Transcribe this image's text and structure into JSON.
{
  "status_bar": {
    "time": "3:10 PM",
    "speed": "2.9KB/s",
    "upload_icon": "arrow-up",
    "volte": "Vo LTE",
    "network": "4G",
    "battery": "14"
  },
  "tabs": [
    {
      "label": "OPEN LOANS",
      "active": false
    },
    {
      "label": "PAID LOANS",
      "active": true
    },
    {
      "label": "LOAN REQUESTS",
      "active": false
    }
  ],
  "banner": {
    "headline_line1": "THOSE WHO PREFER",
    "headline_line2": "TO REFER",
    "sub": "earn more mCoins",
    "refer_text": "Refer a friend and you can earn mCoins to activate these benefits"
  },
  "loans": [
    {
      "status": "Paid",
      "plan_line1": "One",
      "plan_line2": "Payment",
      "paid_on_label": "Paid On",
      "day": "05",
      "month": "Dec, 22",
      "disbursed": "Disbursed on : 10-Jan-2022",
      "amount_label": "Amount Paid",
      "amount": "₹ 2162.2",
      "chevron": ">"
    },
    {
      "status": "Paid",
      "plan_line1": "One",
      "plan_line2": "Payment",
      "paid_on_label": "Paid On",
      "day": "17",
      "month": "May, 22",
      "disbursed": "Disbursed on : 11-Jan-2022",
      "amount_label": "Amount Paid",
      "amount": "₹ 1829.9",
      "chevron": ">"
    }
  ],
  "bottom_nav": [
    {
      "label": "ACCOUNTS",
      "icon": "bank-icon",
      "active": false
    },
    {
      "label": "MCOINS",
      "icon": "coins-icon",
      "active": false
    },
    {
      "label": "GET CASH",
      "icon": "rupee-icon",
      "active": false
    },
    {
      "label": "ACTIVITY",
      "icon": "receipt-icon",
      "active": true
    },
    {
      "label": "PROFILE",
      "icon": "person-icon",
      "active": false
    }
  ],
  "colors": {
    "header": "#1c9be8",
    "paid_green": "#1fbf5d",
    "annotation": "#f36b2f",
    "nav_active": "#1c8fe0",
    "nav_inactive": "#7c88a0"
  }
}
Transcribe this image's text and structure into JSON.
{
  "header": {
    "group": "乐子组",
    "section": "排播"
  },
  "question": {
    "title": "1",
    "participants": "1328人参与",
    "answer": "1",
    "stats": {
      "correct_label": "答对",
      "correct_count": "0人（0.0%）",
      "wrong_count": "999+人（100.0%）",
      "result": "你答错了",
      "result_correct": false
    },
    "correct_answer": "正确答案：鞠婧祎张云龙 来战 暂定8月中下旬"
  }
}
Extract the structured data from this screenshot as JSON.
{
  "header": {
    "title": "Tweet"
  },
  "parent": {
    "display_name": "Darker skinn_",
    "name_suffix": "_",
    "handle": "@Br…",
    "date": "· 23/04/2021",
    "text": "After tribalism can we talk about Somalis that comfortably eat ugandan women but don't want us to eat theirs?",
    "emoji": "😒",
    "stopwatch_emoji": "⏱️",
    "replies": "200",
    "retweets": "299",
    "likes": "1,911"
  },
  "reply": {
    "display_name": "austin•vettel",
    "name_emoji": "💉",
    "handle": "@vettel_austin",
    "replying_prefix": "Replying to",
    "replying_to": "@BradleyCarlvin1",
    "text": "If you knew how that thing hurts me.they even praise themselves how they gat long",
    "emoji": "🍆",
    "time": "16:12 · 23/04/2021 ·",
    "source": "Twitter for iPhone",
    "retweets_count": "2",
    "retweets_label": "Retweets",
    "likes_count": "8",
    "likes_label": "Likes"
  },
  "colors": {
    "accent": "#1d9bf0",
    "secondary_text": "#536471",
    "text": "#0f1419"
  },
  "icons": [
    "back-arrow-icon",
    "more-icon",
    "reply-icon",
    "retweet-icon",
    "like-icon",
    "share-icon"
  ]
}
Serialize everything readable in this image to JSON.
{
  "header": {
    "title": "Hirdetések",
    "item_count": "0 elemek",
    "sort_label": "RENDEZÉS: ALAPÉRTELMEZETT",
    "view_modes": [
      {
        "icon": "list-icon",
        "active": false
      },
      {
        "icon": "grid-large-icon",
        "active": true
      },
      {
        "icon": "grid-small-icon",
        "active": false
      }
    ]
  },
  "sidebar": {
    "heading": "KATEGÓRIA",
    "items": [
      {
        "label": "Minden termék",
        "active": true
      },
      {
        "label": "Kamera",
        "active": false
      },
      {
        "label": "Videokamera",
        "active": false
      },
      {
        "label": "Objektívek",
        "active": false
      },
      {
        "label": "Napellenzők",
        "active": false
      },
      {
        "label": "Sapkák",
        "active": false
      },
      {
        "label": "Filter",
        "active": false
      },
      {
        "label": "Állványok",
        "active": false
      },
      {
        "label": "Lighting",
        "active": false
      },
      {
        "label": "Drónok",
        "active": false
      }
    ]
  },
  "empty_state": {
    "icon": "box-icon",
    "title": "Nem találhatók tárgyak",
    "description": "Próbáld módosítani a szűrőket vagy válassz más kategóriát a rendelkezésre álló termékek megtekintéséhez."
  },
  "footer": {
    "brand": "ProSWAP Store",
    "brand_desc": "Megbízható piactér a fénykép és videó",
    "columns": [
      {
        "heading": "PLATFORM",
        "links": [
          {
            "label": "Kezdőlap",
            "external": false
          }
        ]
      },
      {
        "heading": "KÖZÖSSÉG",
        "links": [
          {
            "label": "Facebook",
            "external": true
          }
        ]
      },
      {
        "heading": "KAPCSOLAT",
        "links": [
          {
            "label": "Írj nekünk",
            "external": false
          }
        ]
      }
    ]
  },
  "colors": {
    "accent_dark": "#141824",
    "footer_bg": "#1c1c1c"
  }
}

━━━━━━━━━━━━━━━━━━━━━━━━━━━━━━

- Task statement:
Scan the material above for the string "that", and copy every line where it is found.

- Problem solution:
    "text": "After tribalism can we talk about Somalis that comfortably eat ugandan women but don't want us to eat theirs?",
    "text": "If you knew how that thing hurts me.they even praise themselves how they gat long",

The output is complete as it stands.